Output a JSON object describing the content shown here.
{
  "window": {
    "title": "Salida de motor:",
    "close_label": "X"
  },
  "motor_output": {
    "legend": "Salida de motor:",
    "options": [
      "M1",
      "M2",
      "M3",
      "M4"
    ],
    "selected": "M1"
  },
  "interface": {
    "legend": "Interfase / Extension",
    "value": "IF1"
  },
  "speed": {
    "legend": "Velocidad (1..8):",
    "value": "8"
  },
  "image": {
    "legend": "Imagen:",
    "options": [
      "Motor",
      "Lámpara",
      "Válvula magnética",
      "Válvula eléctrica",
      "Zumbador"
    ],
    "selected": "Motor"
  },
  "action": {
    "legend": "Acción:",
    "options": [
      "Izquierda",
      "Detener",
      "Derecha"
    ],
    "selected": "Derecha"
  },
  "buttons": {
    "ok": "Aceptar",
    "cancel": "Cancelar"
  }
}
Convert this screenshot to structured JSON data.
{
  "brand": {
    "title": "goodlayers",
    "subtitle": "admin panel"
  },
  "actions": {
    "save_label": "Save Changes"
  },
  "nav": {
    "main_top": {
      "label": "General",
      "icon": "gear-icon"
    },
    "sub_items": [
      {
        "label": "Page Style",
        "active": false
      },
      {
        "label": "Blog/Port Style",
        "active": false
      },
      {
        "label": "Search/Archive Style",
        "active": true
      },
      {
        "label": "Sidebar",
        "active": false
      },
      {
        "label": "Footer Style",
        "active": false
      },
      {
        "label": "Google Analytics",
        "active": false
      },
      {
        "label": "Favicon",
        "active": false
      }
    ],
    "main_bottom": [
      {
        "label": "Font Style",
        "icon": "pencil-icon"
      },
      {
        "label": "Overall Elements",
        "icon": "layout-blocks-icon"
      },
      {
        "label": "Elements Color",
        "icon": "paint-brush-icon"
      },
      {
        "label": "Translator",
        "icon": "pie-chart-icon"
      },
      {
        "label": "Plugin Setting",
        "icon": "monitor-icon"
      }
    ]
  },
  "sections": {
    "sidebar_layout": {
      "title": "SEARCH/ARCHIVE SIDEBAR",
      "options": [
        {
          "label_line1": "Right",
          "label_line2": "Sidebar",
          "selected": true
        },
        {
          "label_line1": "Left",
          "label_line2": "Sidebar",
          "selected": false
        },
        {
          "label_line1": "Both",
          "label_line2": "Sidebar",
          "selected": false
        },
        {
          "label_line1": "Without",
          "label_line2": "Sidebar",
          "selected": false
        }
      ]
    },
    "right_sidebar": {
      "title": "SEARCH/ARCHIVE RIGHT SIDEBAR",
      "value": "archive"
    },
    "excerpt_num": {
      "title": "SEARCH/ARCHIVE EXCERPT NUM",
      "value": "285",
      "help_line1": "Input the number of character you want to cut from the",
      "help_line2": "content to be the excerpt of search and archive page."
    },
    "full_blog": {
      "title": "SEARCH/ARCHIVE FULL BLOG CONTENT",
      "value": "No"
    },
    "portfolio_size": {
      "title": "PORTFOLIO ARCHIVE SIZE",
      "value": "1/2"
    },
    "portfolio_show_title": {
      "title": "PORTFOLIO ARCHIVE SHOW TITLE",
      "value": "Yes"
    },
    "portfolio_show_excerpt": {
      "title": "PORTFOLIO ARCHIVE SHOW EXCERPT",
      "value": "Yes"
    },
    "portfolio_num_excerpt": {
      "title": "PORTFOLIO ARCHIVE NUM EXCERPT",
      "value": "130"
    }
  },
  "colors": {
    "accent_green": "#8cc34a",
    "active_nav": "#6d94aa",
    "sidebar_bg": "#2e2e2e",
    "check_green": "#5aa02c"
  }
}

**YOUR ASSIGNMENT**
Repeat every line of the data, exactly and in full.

**EXERCISE RESULT**
Output a JSON object describing the content shown here.
{
  "window": {
    "title": "Salida de motor:",
    "close_label": "X"
  },
  "motor_output": {
    "legend": "Salida de motor:",
    "options": [
      "M1",
      "M2",
      "M3",
      "M4"
    ],
    "selected": "M1"
  },
  "interface": {
    "legend": "Interfase / Extension",
    "value": "IF1"
  },
  "speed": {
    "legend": "Velocidad (1..8):",
    "value": "8"
  },
  "image": {
    "legend": "Imagen:",
    "options": [
      "Motor",
      "Lámpara",
      "Válvula magnética",
      "Válvula eléctrica",
      "Zumbador"
    ],
    "selected": "Motor"
  },
  "action": {
    "legend": "Acción:",
    "options": [
      "Izquierda",
      "Detener",
      "Derecha"
    ],
    "selected": "Derecha"
  },
  "buttons": {
    "ok": "Aceptar",
    "cancel": "Cancelar"
  }
}
Convert this screenshot to structured JSON data.
{
  "brand": {
    "title": "goodlayers",
    "subtitle": "admin panel"
  },
  "actions": {
    "save_label": "Save Changes"
  },
  "nav": {
    "main_top": {
      "label": "General",
      "icon": "gear-icon"
    },
    "sub_items": [
      {
        "label": "Page Style",
        "active": false
      },
      {
        "label": "Blog/Port Style",
        "active": false
      },
      {
        "label": "Search/Archive Style",
        "active": true
      },
      {
        "label": "Sidebar",
        "active": false
      },
      {
        "label": "Footer Style",
        "active": false
      },
      {
        "label": "Google Analytics",
        "active": false
      },
      {
        "label": "Favicon",
        "active": false
      }
    ],
    "main_bottom": [
      {
        "label": "Font Style",
        "icon": "pencil-icon"
      },
      {
        "label": "Overall Elements",
        "icon": "layout-blocks-icon"
      },
      {
        "label": "Elements Color",
        "icon": "paint-brush-icon"
      },
      {
        "label": "Translator",
        "icon": "pie-chart-icon"
      },
      {
        "label": "Plugin Setting",
        "icon": "monitor-icon"
      }
    ]
  },
  "sections": {
    "sidebar_layout": {
      "title": "SEARCH/ARCHIVE SIDEBAR",
      "options": [
        {
          "label_line1": "Right",
          "label_line2": "Sidebar",
          "selected": true
        },
        {
          "label_line1": "Left",
          "label_line2": "Sidebar",
          "selected": false
        },
        {
          "label_line1": "Both",
          "label_line2": "Sidebar",
          "selected": false
        },
        {
          "label_line1": "Without",
          "label_line2": "Sidebar",
          "selected": false
        }
      ]
    },
    "right_sidebar": {
      "title": "SEARCH/ARCHIVE RIGHT SIDEBAR",
      "value": "archive"
    },
    "excerpt_num": {
      "title": "SEARCH/ARCHIVE EXCERPT NUM",
      "value": "285",
      "help_line1": "Input the number of character you want to cut from the",
      "help_line2": "content to be the excerpt of search and archive page."
    },
    "full_blog": {
      "title": "SEARCH/ARCHIVE FULL BLOG CONTENT",
      "value": "No"
    },
    "portfolio_size": {
      "title": "PORTFOLIO ARCHIVE SIZE",
      "value": "1/2"
    },
    "portfolio_show_title": {
      "title": "PORTFOLIO ARCHIVE SHOW TITLE",
      "value": "Yes"
    },
    "portfolio_show_excerpt": {
      "title": "PORTFOLIO ARCHIVE SHOW EXCERPT",
      "value": "Yes"
    },
    "portfolio_num_excerpt": {
      "title": "PORTFOLIO ARCHIVE NUM EXCERPT",
      "value": "130"
    }
  },
  "colors": {
    "accent_green": "#8cc34a",
    "active_nav": "#6d94aa",
    "sidebar_bg": "#2e2e2e",
    "check_green": "#5aa02c"
  }
}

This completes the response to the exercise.